A VPN provider will be your best choice for unblocking online content in most cases, but there are several situations where smart DNS might be a smarter choice.
Here are a few cases where you can use smart DNS.
1. You already have a VPN subscription and want to use its smart DNS service on your device
As we mentioned, VPNs rarely have apps for smart TVs, gaming consoles and streaming devices like Roku and Firestick. If you are already subscribed to a VPN service but can’t install it on your device, you can use its smart VPN feature to access nondomestic content. We’ll list a few VPNs with smart DNS capabilities farther down in this article.
2. Your router doesn’t support VPNs
If you have a VPN subscription, setting it up on your router can protect your entire household and unblock content on every device on your network. However, your VPN might not support your router, or your router might completely lack native support for VPNs. In this case, you may still be able to set a custom DNS on your router to gain access to geo-restricted content.
3. You only want to unblock content and don’t care about security
Although we believe that you should always use an encrypted connection, many people just don’t care about their security. If you find yourself in this group, you can benefit from a smart DNS’s speed and unblocking capability on any device that allows it.
4. Your internet connection is very slow
The encryption that VPNs use can slow down your connection, and if your internet speed is already very slow, a VPN’s impact might be too much for it to handle. On the other hand, smart DNS doesn’t use any encryption, and though it also reduces your speed, its impact is smaller than a VPN’s.

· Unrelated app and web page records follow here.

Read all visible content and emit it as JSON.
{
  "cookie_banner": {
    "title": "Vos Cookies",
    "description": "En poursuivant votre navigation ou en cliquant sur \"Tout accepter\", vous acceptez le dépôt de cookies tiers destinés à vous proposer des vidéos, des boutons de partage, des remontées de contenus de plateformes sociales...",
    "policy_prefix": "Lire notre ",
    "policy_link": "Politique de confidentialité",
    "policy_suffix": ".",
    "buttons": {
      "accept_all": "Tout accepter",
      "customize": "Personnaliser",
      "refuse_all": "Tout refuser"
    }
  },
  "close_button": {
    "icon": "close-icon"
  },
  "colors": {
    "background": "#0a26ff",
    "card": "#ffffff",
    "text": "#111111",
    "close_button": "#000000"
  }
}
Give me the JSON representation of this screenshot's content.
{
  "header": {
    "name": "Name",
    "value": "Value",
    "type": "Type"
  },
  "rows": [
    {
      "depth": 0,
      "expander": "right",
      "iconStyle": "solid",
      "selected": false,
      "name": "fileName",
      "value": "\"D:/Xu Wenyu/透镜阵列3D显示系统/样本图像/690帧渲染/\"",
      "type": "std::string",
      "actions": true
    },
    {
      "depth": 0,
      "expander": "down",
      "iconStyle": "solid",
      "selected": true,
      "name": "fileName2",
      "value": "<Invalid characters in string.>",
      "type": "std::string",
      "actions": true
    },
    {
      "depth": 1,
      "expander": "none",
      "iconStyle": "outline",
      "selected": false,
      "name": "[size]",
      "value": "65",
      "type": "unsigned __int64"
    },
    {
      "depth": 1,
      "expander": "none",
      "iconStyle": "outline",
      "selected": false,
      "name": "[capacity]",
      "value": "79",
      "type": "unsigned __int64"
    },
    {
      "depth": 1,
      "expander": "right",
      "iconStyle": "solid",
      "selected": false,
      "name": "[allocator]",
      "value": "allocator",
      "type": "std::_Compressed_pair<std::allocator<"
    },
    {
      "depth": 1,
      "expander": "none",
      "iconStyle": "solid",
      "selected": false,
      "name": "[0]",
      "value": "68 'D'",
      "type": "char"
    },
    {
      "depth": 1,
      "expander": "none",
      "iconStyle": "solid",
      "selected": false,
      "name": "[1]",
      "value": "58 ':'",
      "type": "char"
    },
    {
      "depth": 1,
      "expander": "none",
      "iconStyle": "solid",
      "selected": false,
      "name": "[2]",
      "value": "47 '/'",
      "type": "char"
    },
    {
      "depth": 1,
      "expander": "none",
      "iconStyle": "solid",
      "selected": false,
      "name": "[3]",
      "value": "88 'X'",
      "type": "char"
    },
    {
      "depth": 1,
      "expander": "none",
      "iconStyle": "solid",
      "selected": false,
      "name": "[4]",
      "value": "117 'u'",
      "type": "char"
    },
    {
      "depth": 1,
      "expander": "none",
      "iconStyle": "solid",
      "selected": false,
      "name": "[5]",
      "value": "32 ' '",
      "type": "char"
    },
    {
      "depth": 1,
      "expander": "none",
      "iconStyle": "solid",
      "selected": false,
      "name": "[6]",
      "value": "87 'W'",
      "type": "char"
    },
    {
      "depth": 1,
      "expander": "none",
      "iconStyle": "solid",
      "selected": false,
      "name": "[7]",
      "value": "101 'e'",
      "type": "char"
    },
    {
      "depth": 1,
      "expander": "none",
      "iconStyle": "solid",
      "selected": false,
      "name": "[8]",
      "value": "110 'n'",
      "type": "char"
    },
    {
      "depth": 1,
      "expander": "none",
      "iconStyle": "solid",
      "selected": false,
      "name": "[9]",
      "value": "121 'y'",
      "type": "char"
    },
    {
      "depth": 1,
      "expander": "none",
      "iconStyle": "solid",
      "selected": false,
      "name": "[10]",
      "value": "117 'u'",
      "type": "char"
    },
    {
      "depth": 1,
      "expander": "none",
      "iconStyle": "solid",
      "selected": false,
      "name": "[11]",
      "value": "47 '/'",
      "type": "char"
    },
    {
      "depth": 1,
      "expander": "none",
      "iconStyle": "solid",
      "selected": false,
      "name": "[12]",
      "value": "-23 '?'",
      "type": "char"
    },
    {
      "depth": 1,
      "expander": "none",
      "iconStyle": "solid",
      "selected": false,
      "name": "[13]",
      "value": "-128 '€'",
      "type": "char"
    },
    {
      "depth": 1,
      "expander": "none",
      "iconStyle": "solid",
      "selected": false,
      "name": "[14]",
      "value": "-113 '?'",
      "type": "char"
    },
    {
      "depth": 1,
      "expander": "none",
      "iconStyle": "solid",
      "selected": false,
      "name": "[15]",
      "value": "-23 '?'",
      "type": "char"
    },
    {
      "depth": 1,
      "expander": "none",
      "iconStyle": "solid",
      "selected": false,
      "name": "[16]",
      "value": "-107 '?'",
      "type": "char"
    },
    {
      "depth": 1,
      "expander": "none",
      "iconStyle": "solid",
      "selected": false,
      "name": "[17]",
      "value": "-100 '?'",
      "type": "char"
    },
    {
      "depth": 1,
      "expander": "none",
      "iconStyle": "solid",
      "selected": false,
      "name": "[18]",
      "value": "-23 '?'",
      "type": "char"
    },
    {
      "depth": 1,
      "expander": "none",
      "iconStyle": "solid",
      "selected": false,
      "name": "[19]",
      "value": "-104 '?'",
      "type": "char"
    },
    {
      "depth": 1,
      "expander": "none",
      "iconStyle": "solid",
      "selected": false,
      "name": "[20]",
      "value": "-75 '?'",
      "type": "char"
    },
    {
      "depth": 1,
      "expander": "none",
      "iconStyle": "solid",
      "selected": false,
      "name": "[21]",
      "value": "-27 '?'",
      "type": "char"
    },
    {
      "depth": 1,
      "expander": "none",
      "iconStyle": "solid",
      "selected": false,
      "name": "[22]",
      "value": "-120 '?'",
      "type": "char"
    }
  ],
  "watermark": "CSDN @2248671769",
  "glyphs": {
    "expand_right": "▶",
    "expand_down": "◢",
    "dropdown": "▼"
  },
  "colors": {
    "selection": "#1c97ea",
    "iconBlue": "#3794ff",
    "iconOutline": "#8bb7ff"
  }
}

5. Your budget doesn’t have room for a premium VPN
All VPNs are not made equal, and cheap or free options can be frustratingly slow. Premium VPNs can be expensive, and even though they usually offer discounts on longer subscriptions, some might not be able to afford the up-front payment. Smart DNS providers are generally cheaper, at least on a monthly basis. However, there are some quality free VPNs to consider.
VPNs With Smart DNS Services
Because VPNs already operate a large network of VPN servers, they are in a prime position to operate their own smart DNS service. Here are three VPNs that offer smart DNS features.
ExpressVPN is the best VPN overall, and it’s the king when it comes to unblocking content around the world. Its smart DNS service is called MediaStreamer and it can access content in the U.S. and U.K. Learn more in our ExpressVPN review or try ExpressVPN with its 30-day money-back guarantee.
NordVPN is a cheaper alternative to ExpressVPN and comes with a smart DNS service, simply called SmartDNS. NordVPN SmartDNS servers can only unblock websites in the U.S., with no U.K. servers to unblock BBC iPlayer. Read more in our NordVPN review, or try NordVPN with its 30-day money-back guarantee.
- Unlimited GB
- Unlimited GB
Surfshark is a great budget option if you subscribe for the longer two-year plan. Surfshark’s smart DNS can unblock U.S. content, and like NordVPN, it has no U.K. servers. Read more about it in our Surfshark review, or try it with the 30-day refund.
Other VPNs With Smart DNS
Besides these services, CyberGhost and Private Internet Access (PIA) also offer smart DNS servers that claim to unblock content in the U.S., U.K., the Netherlands, Germany and Japan. However, they both fail to unblock streaming services, even with the full capabilities of a VPN server, so we wouldn’t trust their smart DNS services to unblock content, either.
You can learn more about each service in our CyberGhost review and our PIA review. They also offer money-back guarantees that you can use to test the service; PIA is 30 days and CyberGhost is 45 days on the long-term plans and 14 days on the monthly plan.
Smart DNS can be useful in a number of situations where using a VPN doesn’t make much sense, or is impossible. By rerouting your DNS requests, it can unblock a good chunk of online content, but it can’t get past websites with heavy geo-restrictions and won’t protect your internet connection.
That’s it for our guide on smart DNS. We hope you found it helpful. Have you used a smart DNS service? Would you use one instead of a VPN? Let us know your thoughts in the comments below, and as always, thank you for reading.